Birmingham, Now and Then

We attended a business event in Birmingham on Friday and I have been reflecting on the huge changes since I was a student there an unspecified number of years ago.

Arriving from the south coast, I found Birmingham a bit of a shock. I had never seen an industrial city in the flesh and although, as an economics student, I was aware of the importance of heavy industry, I hadn't appreciated how it took over - some would say, created - entire cities. And there's no denying that it isn't always pretty.

I didn't see Birmingham at its best when I was a student. There was an economic recession and manufacturing industry was being particularly badly hit. There seemed to be depression and decay everywhere. Office blocks had been built before the recession but now nobody wanted them. Some displayed huge 'To Let' signs in their windows, some for the entire 3 years I was living there.

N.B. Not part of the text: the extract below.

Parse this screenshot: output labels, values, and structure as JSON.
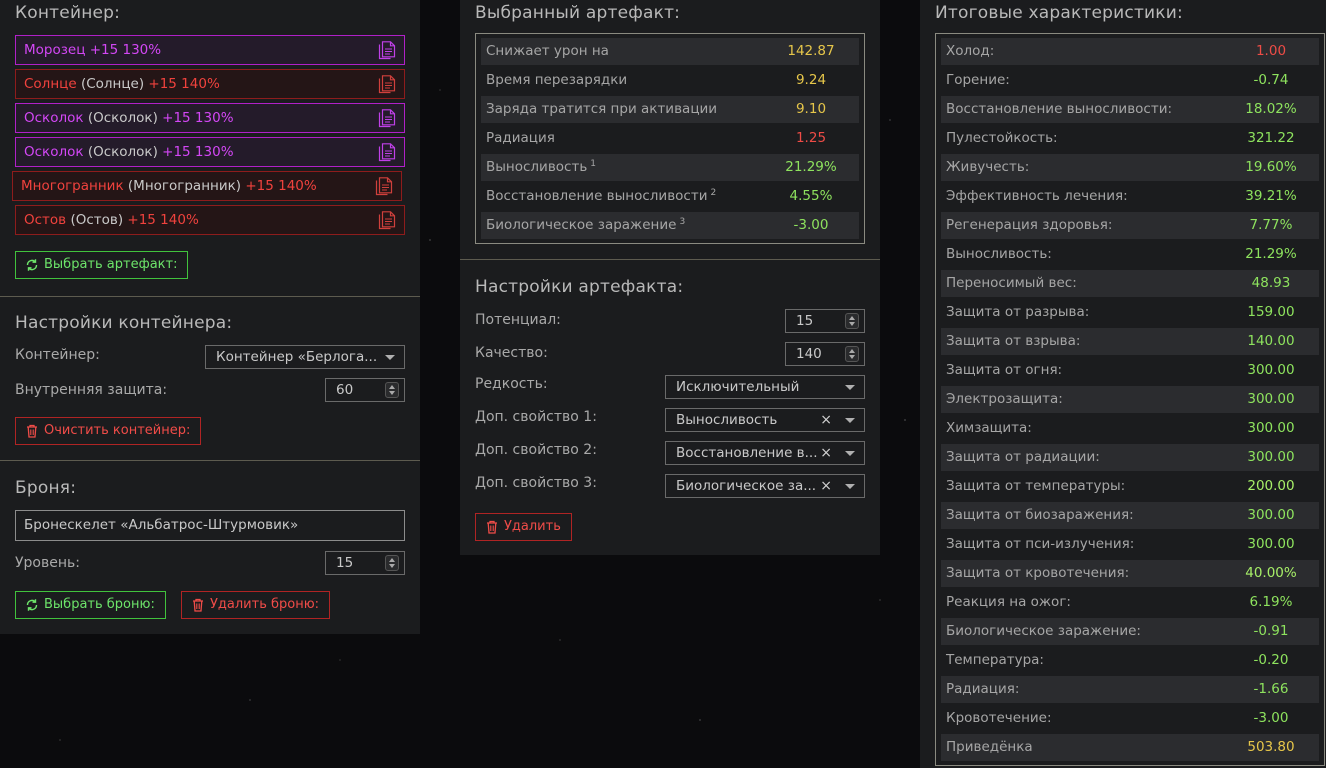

The post-war brutalist architecture didn't help. I recall my first encounter with the area at the top of New Street called 'Paradise'. It wasn't. There was the large, concrete library - the largest in Europe, they said - surrounded by a building site. The rest of the building work which later became Paradise Circus had halted, presumably for economic reasons. It didn't restart all the time I was living there. The Specials are from Coventry but they could just as well have been singing about Birmingham in 'Concrete Jungle'.
The concrete library in the late 1970s - but the rest of the Paradise development stalled for years
Today's city is vibrant and parts of it are unrecognisable. The hotel we stayed in is part of a new development called The Mailbox, built around the canal basin near Broad Street.
The view from our hotel room, across Gas Street basin
Until recently the canal ran almost secretly under Broad Street and was not attractive
One of the city's defining lumps of concrete was the 1960s Bull Ring shopping centre. By the time I was introduced to it, it was already fairly down at heel and the shops were definitely down-market.
A 1970s postcard showing the Rotunda and the now demolished 1960s Bull Ring
After a life of  about 40 years it was demolished and replaced with a new Bullring (now just one word, very 21st century) giving a much smarter retail experience, including a branch of Selfridges that seems to be made from giant bubble-wrap.
The new Bullring has nothing in common with the old Bull Ring, except for St Martin's church
A city of many architectures: the 31-storey Clydesdale Tower (1971),
St Martin in the Bullring church (1873) and ultra-modern Selfridges (2003)
We enjoyed our short stay in Birmingham. And it was good to stretch our legs around the new Bullring and mentally compare today's Birmingham with the version I lived in for 3 years. But it was even better to drive up the A38(M), join the M6 and head north!